The following content is sourced from external partners. We cannot guarantee that it is suitable for the visually or hearing impaired.
KINSHASA (Reuters) - Six Congolese killed in a wildlife reserve in eastern Congo last week were not on a mission to rescue a U.S. journalist, a spokeswoman for the reserve authorities said on Tuesday, contradicting Congolese officials' earlier accounts.
Four park rangers and two civilian porters in the Okapi Wildlife Reserve in Democratic Republic of Congo's Mambasa territory were in fact killed during an attack last Friday by unidentified gunmen, the spokeswoman said.
An American journalist disappeared following the raid and was recovered on Saturday by a team of park rangers and soldiers. A local official at the time said five park rangers were killed in a joint operation with the army to rescue an American journalist.
But the Okapi spokeswoman said all the fatalities occurred during the initial attack and that there were never any hostages.
It is unclear who was responsible for the raid, which occurred in a gold mine that park rangers had shut down earlier this year.
One Congolese and two Dutch journalists also managed to escape the attack.

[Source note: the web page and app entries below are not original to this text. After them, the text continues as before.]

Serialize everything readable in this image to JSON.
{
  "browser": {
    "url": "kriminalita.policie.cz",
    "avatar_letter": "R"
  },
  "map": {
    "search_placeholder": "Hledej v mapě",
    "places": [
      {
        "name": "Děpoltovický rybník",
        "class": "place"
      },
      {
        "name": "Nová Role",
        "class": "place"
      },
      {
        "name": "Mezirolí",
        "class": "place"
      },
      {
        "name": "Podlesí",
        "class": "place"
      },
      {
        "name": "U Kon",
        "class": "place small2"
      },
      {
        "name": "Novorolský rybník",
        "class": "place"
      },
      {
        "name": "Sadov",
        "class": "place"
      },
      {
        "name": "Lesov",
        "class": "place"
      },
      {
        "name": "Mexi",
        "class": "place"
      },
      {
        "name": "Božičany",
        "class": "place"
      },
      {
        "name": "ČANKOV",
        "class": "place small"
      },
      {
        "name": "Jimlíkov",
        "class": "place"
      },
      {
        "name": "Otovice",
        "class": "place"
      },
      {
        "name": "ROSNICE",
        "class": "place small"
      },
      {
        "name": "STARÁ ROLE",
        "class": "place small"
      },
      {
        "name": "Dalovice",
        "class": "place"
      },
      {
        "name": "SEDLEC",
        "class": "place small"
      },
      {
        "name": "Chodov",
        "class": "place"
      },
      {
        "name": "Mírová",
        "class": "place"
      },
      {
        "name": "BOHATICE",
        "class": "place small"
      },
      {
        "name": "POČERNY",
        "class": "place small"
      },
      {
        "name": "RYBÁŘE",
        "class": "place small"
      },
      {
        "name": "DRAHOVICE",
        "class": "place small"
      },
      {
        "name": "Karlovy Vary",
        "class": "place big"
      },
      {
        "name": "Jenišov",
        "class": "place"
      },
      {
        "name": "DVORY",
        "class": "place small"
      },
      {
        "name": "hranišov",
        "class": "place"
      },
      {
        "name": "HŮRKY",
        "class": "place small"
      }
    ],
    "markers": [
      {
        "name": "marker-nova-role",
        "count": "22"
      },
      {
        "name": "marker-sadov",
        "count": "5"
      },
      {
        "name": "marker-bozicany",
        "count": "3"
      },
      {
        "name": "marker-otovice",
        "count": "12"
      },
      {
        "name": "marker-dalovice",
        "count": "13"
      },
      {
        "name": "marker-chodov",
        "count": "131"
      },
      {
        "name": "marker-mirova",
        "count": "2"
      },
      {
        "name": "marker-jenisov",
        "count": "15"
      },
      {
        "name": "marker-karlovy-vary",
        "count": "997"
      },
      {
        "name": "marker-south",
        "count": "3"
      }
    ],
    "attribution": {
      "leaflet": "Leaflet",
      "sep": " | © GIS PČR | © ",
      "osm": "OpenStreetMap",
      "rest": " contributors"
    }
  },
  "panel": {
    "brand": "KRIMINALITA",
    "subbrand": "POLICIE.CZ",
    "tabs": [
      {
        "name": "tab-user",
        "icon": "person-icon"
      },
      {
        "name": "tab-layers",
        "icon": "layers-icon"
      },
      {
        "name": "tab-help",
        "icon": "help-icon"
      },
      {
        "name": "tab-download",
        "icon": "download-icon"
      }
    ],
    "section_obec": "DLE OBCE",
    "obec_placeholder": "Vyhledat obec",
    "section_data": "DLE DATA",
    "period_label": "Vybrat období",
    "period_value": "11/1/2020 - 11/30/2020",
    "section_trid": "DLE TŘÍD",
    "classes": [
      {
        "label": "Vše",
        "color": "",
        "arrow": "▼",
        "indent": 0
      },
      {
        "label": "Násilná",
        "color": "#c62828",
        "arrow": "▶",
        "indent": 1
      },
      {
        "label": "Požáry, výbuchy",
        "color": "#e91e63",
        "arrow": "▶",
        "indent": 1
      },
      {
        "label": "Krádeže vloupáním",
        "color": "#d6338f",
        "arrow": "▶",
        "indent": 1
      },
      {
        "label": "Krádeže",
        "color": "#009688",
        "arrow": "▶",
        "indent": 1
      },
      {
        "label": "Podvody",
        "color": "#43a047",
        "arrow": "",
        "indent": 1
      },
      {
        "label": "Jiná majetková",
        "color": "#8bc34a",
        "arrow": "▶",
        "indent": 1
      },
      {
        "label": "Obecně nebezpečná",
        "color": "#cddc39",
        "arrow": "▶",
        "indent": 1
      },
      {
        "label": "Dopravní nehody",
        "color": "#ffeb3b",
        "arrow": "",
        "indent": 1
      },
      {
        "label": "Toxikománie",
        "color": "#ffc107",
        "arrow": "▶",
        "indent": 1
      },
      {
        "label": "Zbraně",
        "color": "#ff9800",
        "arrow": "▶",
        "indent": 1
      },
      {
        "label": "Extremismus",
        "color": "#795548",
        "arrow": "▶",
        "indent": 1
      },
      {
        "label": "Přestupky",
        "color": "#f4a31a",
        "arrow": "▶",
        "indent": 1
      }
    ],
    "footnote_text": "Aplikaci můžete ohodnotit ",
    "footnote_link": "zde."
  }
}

Eastern Congo has been the theatre of numerous wars and uprisings over the last two decades, and rebels, militia fighters and bandits still present a security risk in many areas.
Park rangers trying to protect dwindling populations of elephants and gorillas often clash with poachers and other armed groups who exploit minerals, wildlife and other resources.
(Reporting By Aaron Ross; Editing by Tim Cocks and Catherine Evans)